───── Data provided ─────

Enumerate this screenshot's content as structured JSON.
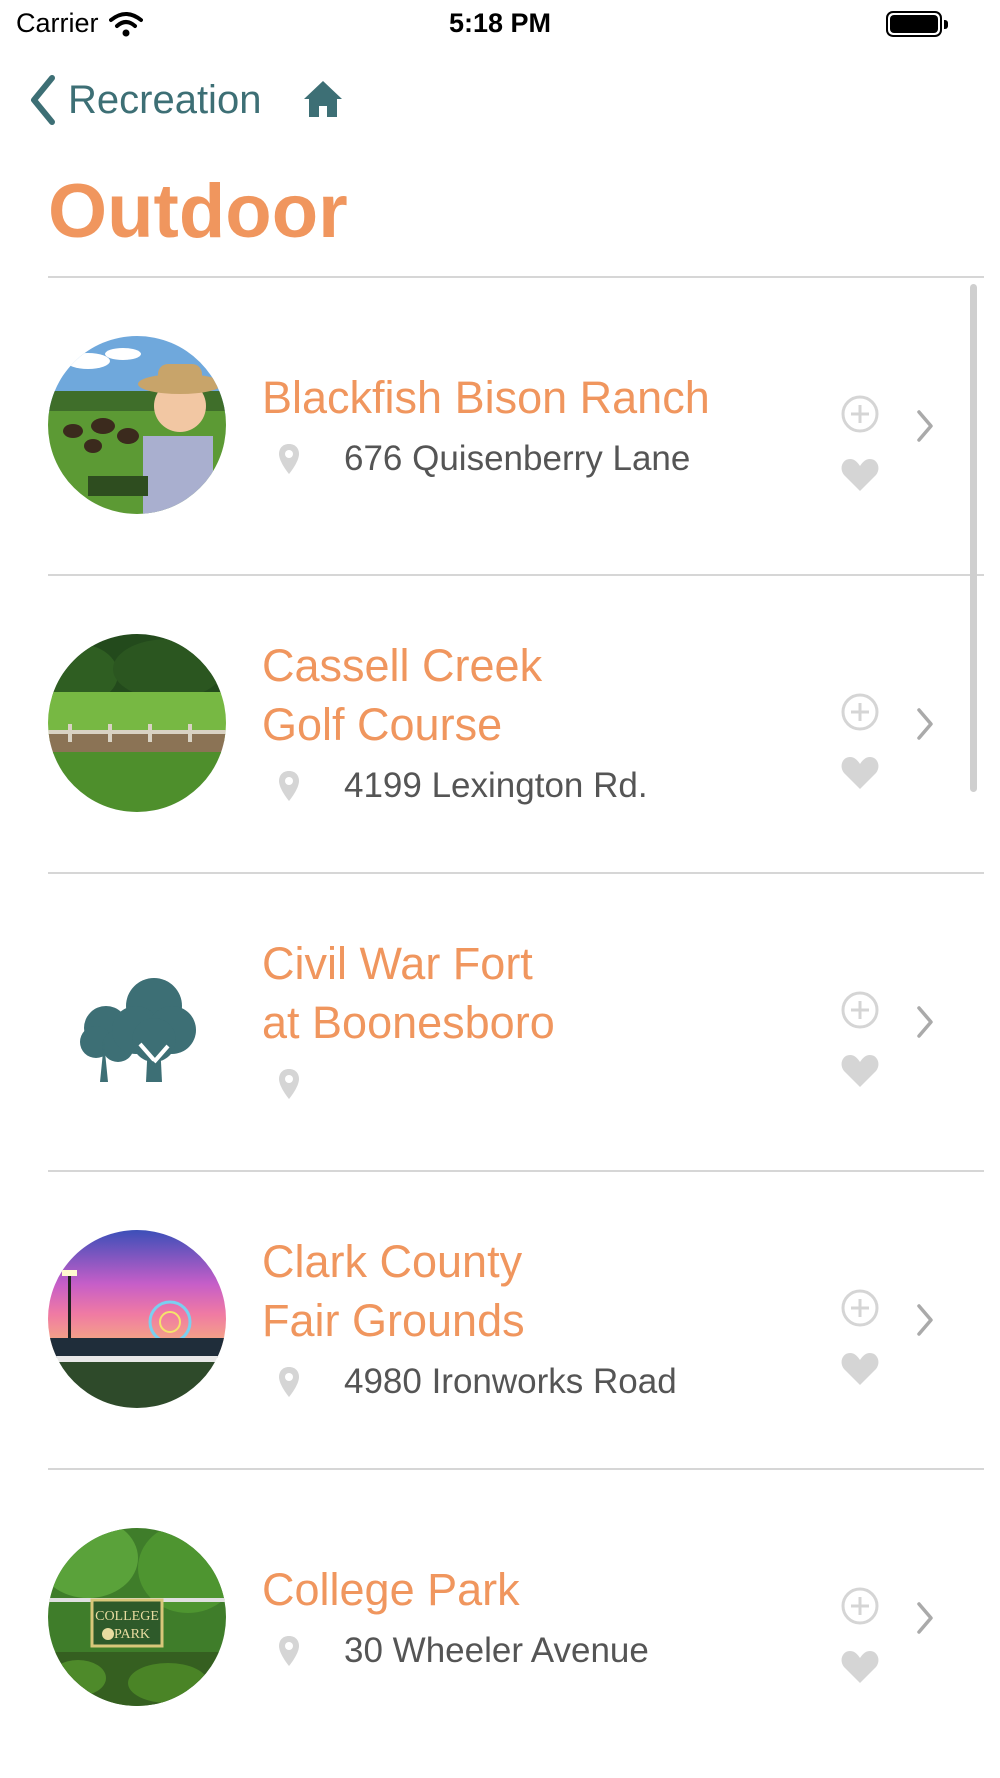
{
  "status_bar": {
    "carrier": "Carrier",
    "time": "5:18 PM"
  },
  "nav": {
    "back_label": "Recreation"
  },
  "page": {
    "title": "Outdoor"
  },
  "colors": {
    "accent_orange": "#f0965e",
    "teal": "#3d6f75",
    "icon_gray": "#d5d5d5"
  },
  "items": [
    {
      "name": "Blackfish Bison Ranch",
      "address": "676 Quisenberry Lane"
    },
    {
      "name": "Cassell Creek\nGolf Course",
      "address": "4199 Lexington Rd."
    },
    {
      "name": "Civil War Fort\nat Boonesboro",
      "address": ""
    },
    {
      "name": "Clark County\nFair Grounds",
      "address": "4980 Ironworks Road"
    },
    {
      "name": "College Park",
      "address": "30 Wheeler Avenue"
    }
  ],
  "thumb_text": {
    "college_sign_line1": "COLLEGE",
    "college_sign_line2": "PARK"
  }
}
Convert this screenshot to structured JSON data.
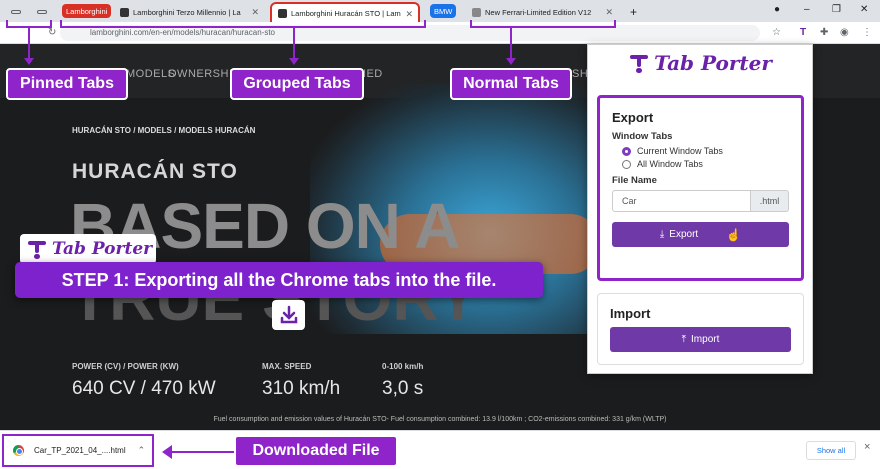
{
  "browser": {
    "tabs": {
      "group1_label": "Lamborghini",
      "group1_color": "#d93025",
      "tab1_title": "Lamborghini Terzo Millennio | La",
      "tab2_title": "Lamborghini Huracán STO | Lam",
      "group2_label": "BMW",
      "group2_color": "#1a73e8",
      "tab3_title": "New Ferrari-Limited Edition V12",
      "new_tab": "+"
    },
    "address": "lamborghini.com/en-en/models/huracan/huracan-sto"
  },
  "site": {
    "nav": [
      "MODELS",
      "OWNERSHIP",
      "NED",
      "SH"
    ],
    "breadcrumb": "HURACÁN STO / MODELS / MODELS HURACÁN",
    "model_name": "HURACÁN STO",
    "headline": "BASED ON A",
    "headline2": "TRUE STORY",
    "specs": [
      {
        "label": "POWER (CV) / POWER (KW)",
        "value": "640 CV / 470 kW"
      },
      {
        "label": "MAX. SPEED",
        "value": "310 km/h"
      },
      {
        "label": "0-100 km/h",
        "value": "3,0 s"
      }
    ],
    "fuel_note": "Fuel consumption and emission values of Huracán STO- Fuel consumption combined: 13.9 l/100km ; CO2-emissions combined: 331 g/km (WLTP)"
  },
  "annotations": {
    "pinned": "Pinned Tabs",
    "grouped": "Grouped Tabs",
    "normal": "Normal Tabs",
    "downloaded": "Downloaded File",
    "step": "STEP 1: Exporting all the Chrome tabs into the file.",
    "brand": "Tab Porter",
    "accent": "#8e24c9"
  },
  "popup": {
    "title": "Tab Porter",
    "export": {
      "heading": "Export",
      "window_tabs_label": "Window Tabs",
      "option_current": "Current Window Tabs",
      "option_all": "All Window Tabs",
      "selected": "Current Window Tabs",
      "file_name_label": "File Name",
      "file_name_value": "Car",
      "extension": ".html",
      "button": "Export"
    },
    "import": {
      "heading": "Import",
      "button": "Import"
    }
  },
  "downloads": {
    "file_name": "Car_TP_2021_04_....html",
    "show_all": "Show all",
    "close": "×"
  }
}
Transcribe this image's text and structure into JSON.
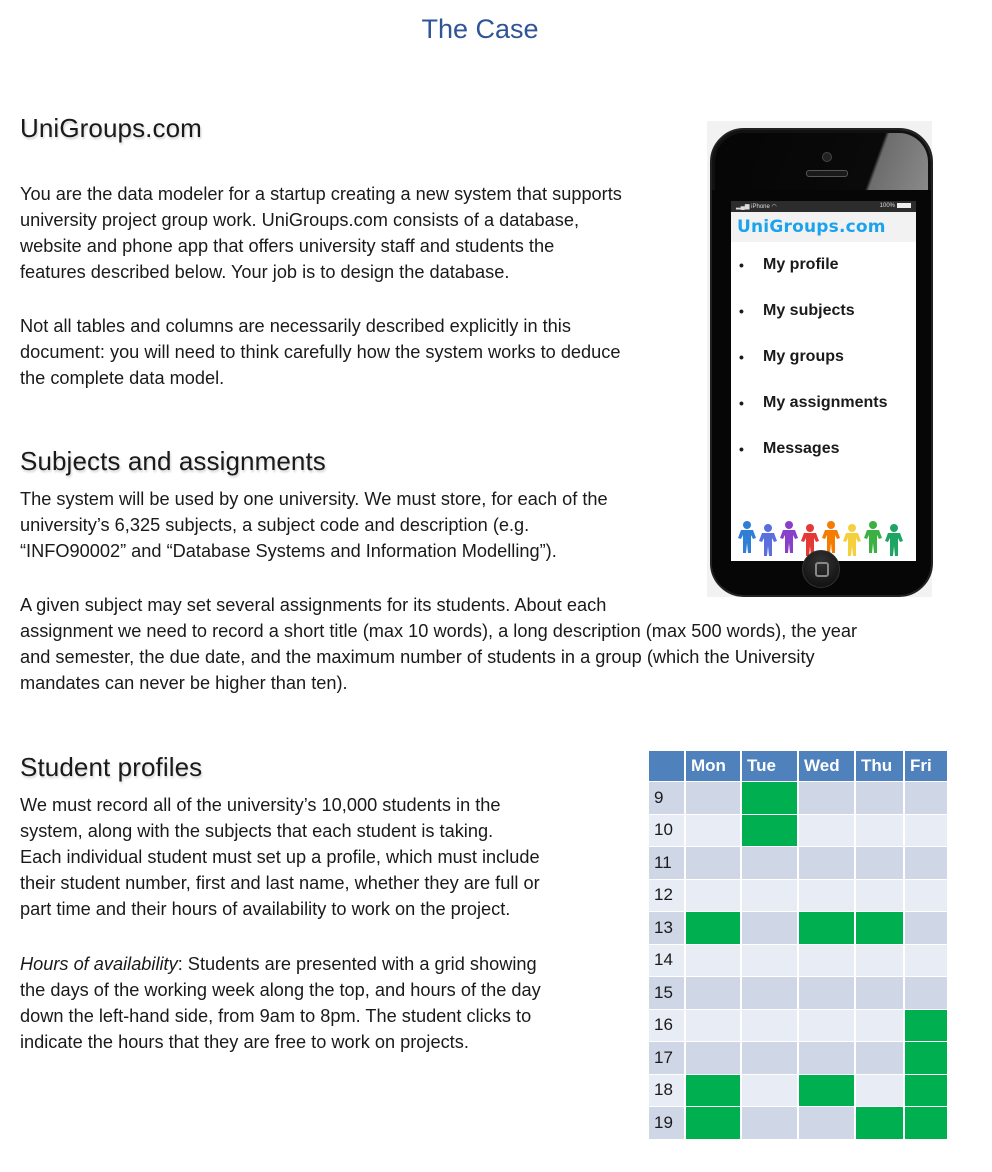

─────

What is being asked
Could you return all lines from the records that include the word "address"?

Solution to the exercise
      "address": "676 Quisenberry Lane"
      "address": "4199 Lexington Rd."
      "address": ""
      "address": "4980 Ironworks Road"
      "address": "30 Wheeler Avenue"
    "address": "lamborghini.com/en-en/models/huracan/huracan-sto"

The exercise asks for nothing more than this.